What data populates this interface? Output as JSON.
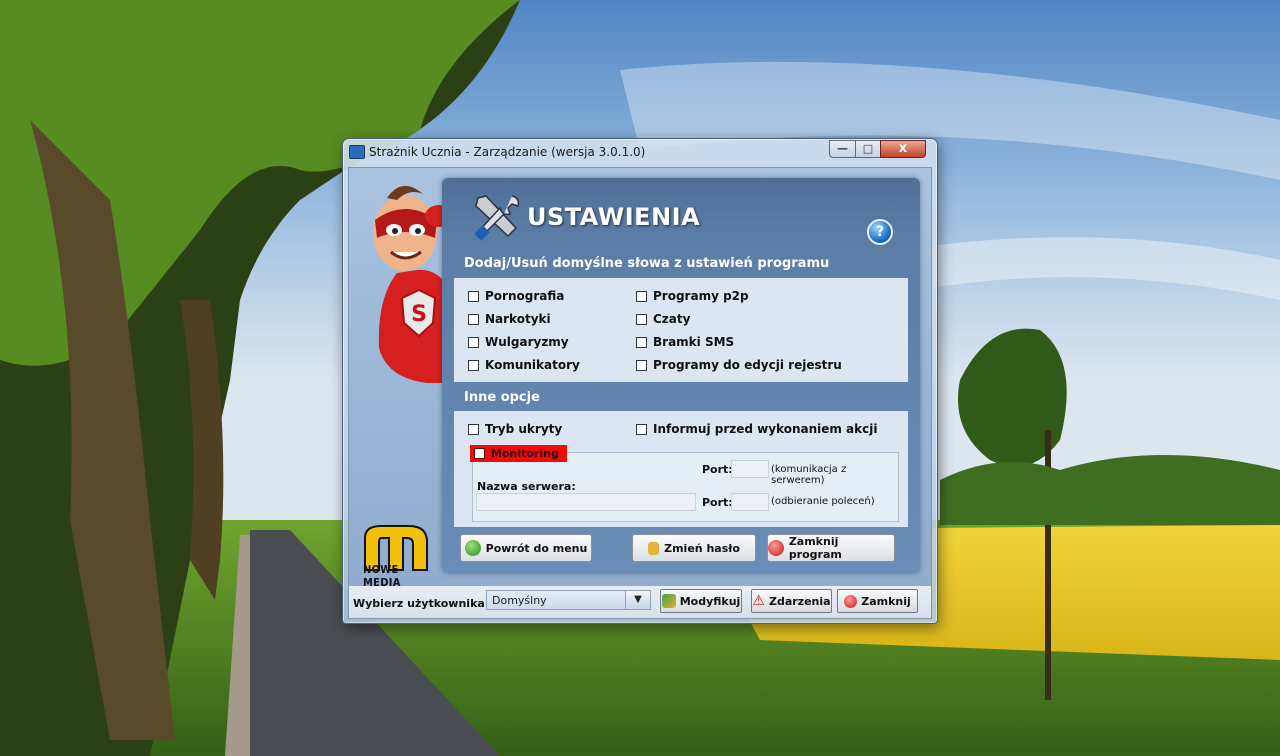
{
  "window": {
    "title": "Strażnik Ucznia - Zarządzanie (wersja 3.0.1.0)",
    "controls": {
      "minimize": "—",
      "maximize": "□",
      "close": "x"
    }
  },
  "branding": {
    "logo_text": "NOWE MEDIA"
  },
  "header": {
    "title": "USTAWIENIA",
    "help_label": "?"
  },
  "filters": {
    "section_title": "Dodaj/Usuń domyślne słowa z ustawień programu",
    "left": [
      "Pornografia",
      "Narkotyki",
      "Wulgaryzmy",
      "Komunikatory"
    ],
    "right": [
      "Programy p2p",
      "Czaty",
      "Bramki SMS",
      "Programy do edycji rejestru"
    ]
  },
  "other_options": {
    "section_title": "Inne opcje",
    "hidden_mode": "Tryb ukryty",
    "inform_before": "Informuj przed wykonaniem akcji",
    "monitoring": "Monitoring",
    "port_label": "Port:",
    "port1_note": "(komunikacja z serwerem)",
    "server_name_label": "Nazwa serwera:",
    "port2_note": "(odbieranie poleceń)"
  },
  "actions": {
    "back": "Powrót do menu",
    "change_password": "Zmień hasło",
    "close_program": "Zamknij program"
  },
  "bottom": {
    "user_label": "Wybierz użytkownika:",
    "user_selected": "Domyślny",
    "modify": "Modyfikuj",
    "events": "Zdarzenia",
    "close": "Zamknij"
  }
}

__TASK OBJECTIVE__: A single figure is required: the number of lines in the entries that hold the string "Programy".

__ANSWER TO THE PROBLEM__: 2